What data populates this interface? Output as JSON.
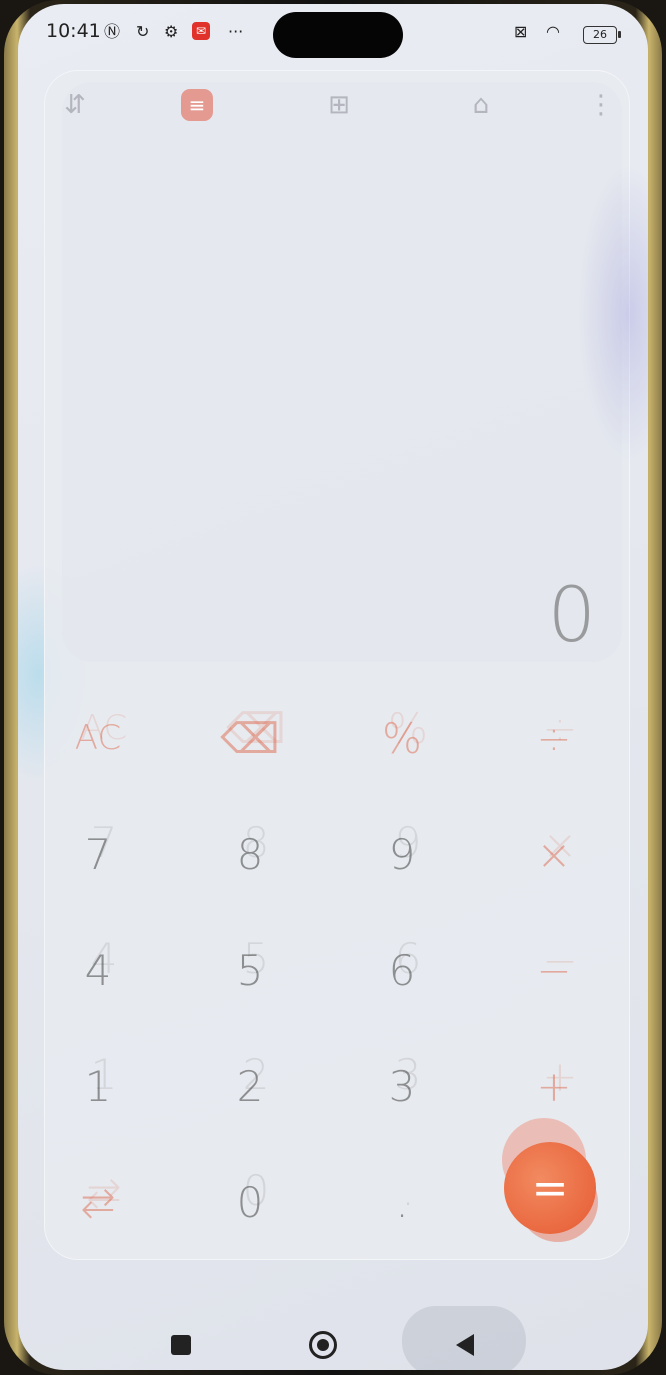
{
  "status_bar": {
    "time": "10:41",
    "icons": [
      "nfc-icon",
      "sync-icon",
      "settings-icon",
      "mail-icon",
      "more-dots-icon"
    ],
    "battery": "26"
  },
  "toolbar": {
    "items": [
      {
        "name": "unit-convert-icon",
        "glyph": "⇵"
      },
      {
        "name": "calculator-icon",
        "glyph": "≡"
      },
      {
        "name": "tools-grid-icon",
        "glyph": "⊞"
      },
      {
        "name": "mortgage-icon",
        "glyph": "⌂"
      },
      {
        "name": "more-menu-icon",
        "glyph": "⋮"
      }
    ]
  },
  "display": {
    "result": "0"
  },
  "keypad": {
    "rows": [
      [
        "AC",
        "⌫",
        "%",
        "÷"
      ],
      [
        "7",
        "8",
        "9",
        "×"
      ],
      [
        "4",
        "5",
        "6",
        "−"
      ],
      [
        "1",
        "2",
        "3",
        "+"
      ],
      [
        "⇄",
        "0",
        ".",
        "="
      ]
    ]
  },
  "colors": {
    "accent": "#e65a32",
    "background": "#e6e9ef"
  }
}
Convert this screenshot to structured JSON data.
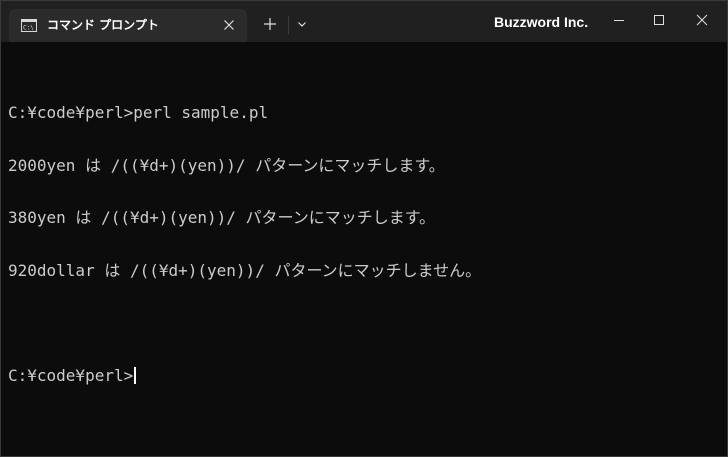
{
  "titlebar": {
    "tab": {
      "icon": "terminal-icon",
      "title": "コマンド プロンプト",
      "close_icon": "close-icon"
    },
    "new_tab_icon": "plus-icon",
    "dropdown_icon": "chevron-down-icon",
    "brand": "Buzzword Inc.",
    "window_controls": [
      "minimize-icon",
      "maximize-icon",
      "close-icon"
    ]
  },
  "terminal": {
    "lines": [
      "C:¥code¥perl>perl sample.pl",
      "2000yen は /((¥d+)(yen))/ パターンにマッチします。",
      "380yen は /((¥d+)(yen))/ パターンにマッチします。",
      "920dollar は /((¥d+)(yen))/ パターンにマッチしません。",
      "",
      "C:¥code¥perl>"
    ]
  },
  "colors": {
    "titlebar_bg": "#202020",
    "tab_bg": "#2b2b2b",
    "terminal_bg": "#0c0c0c",
    "terminal_text": "#cccccc"
  }
}
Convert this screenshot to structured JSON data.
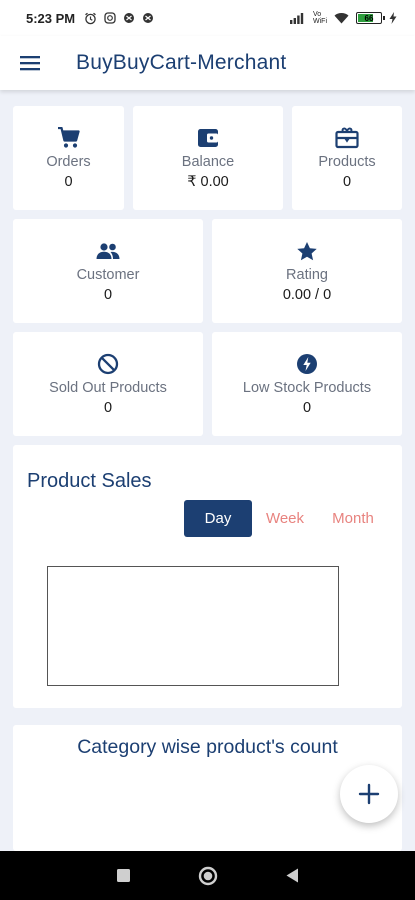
{
  "status_bar": {
    "time": "5:23 PM",
    "network_label": "Vo WiFi",
    "battery_level": "66"
  },
  "app_bar": {
    "title": "BuyBuyCart-Merchant"
  },
  "stats": {
    "orders": {
      "label": "Orders",
      "value": "0",
      "icon": "shopping-cart-icon"
    },
    "balance": {
      "label": "Balance",
      "value": "₹ 0.00",
      "icon": "wallet-icon"
    },
    "products": {
      "label": "Products",
      "value": "0",
      "icon": "product-box-icon"
    },
    "customer": {
      "label": "Customer",
      "value": "0",
      "icon": "people-icon"
    },
    "rating": {
      "label": "Rating",
      "value": "0.00 / 0",
      "icon": "star-icon"
    },
    "sold_out": {
      "label": "Sold Out Products",
      "value": "0",
      "icon": "block-icon"
    },
    "low_stock": {
      "label": "Low Stock Products",
      "value": "0",
      "icon": "lightning-icon"
    }
  },
  "product_sales": {
    "title": "Product Sales",
    "periods": [
      "Day",
      "Week",
      "Month"
    ],
    "selected": "Day"
  },
  "category_section": {
    "title": "Category wise product's count"
  },
  "colors": {
    "primary": "#1c3f72",
    "accent_inactive": "#e8837f",
    "background": "#eef1f8",
    "card": "#ffffff"
  }
}
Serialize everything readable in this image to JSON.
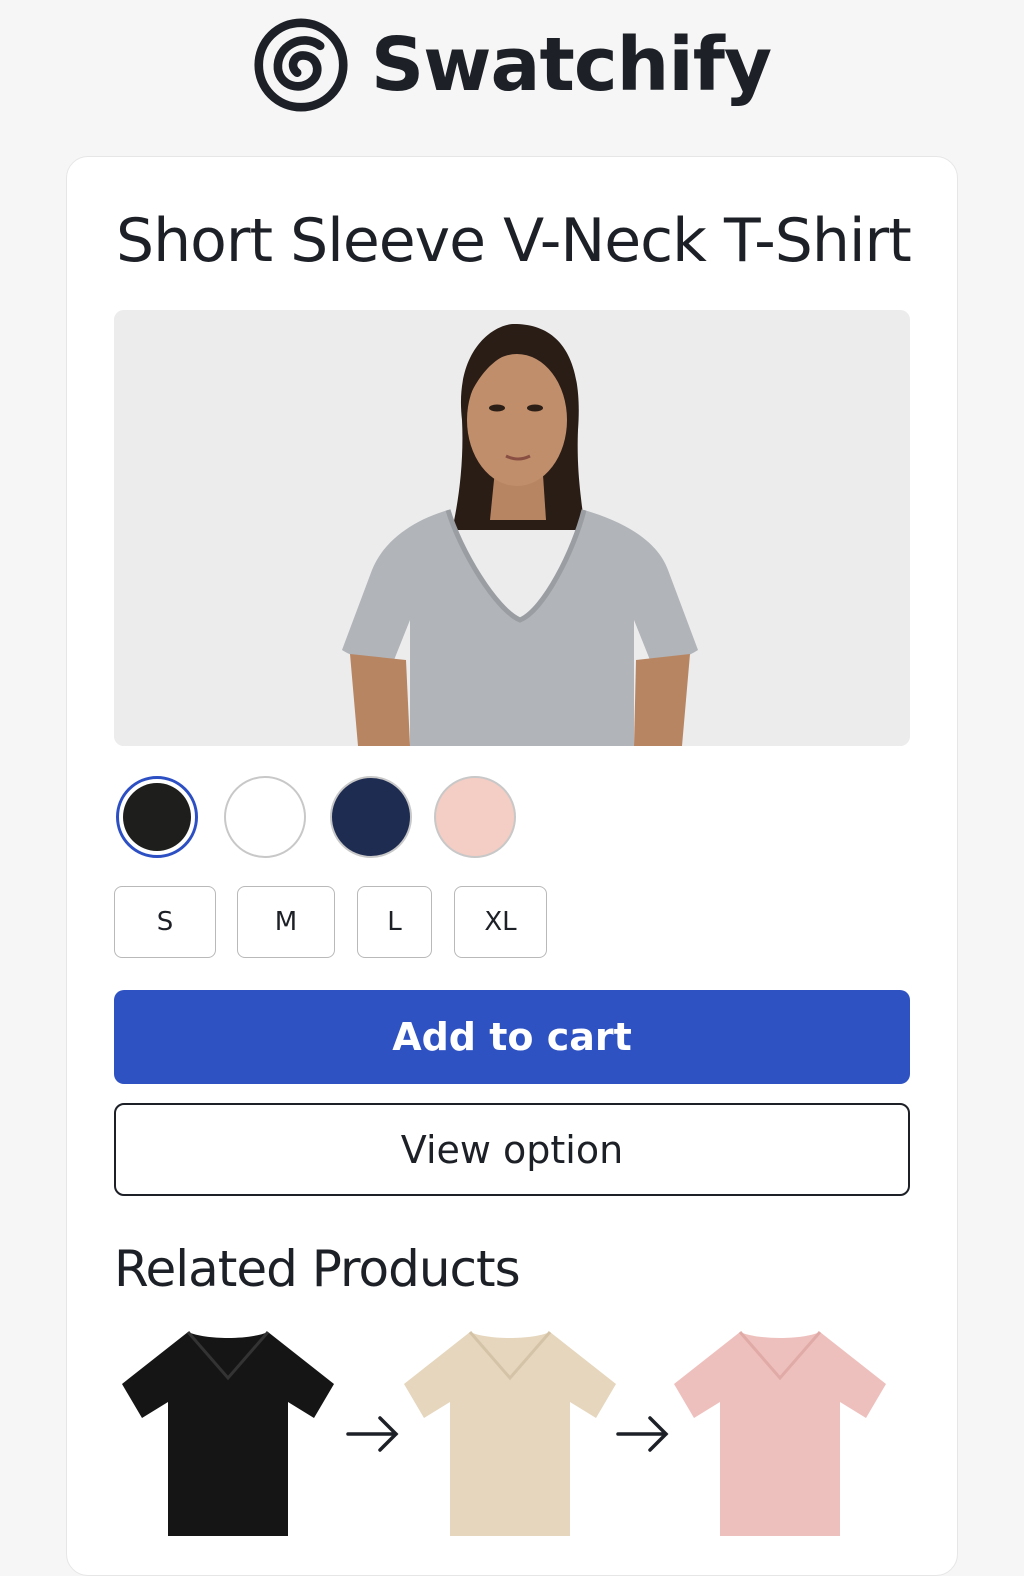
{
  "brand": {
    "name": "Swatchify",
    "logo_icon": "swirl-logo-icon"
  },
  "product": {
    "title": "Short Sleeve V-Neck T-Shirt",
    "image": "model-in-gray-vneck-tshirt",
    "colors": [
      {
        "name": "black",
        "hex": "#1e1f1c",
        "selected": true
      },
      {
        "name": "white",
        "hex": "#ffffff",
        "selected": false
      },
      {
        "name": "navy",
        "hex": "#1f2c52",
        "selected": false
      },
      {
        "name": "pink",
        "hex": "#f4cdc4",
        "selected": false
      }
    ],
    "sizes": [
      "S",
      "M",
      "L",
      "XL"
    ]
  },
  "actions": {
    "add_to_cart": "Add to cart",
    "view_option": "View option"
  },
  "related": {
    "title": "Related Products",
    "items": [
      {
        "name": "black-vneck-tshirt",
        "color": "#151515"
      },
      {
        "name": "beige-vneck-tshirt",
        "color": "#e5d6bd"
      },
      {
        "name": "pink-vneck-tshirt",
        "color": "#eec0bd"
      }
    ],
    "arrow_icon": "right-arrow-icon"
  },
  "colors": {
    "accent": "#2f52c3",
    "text": "#1d2127",
    "background": "#f6f6f6"
  }
}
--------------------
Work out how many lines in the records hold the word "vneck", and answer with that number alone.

4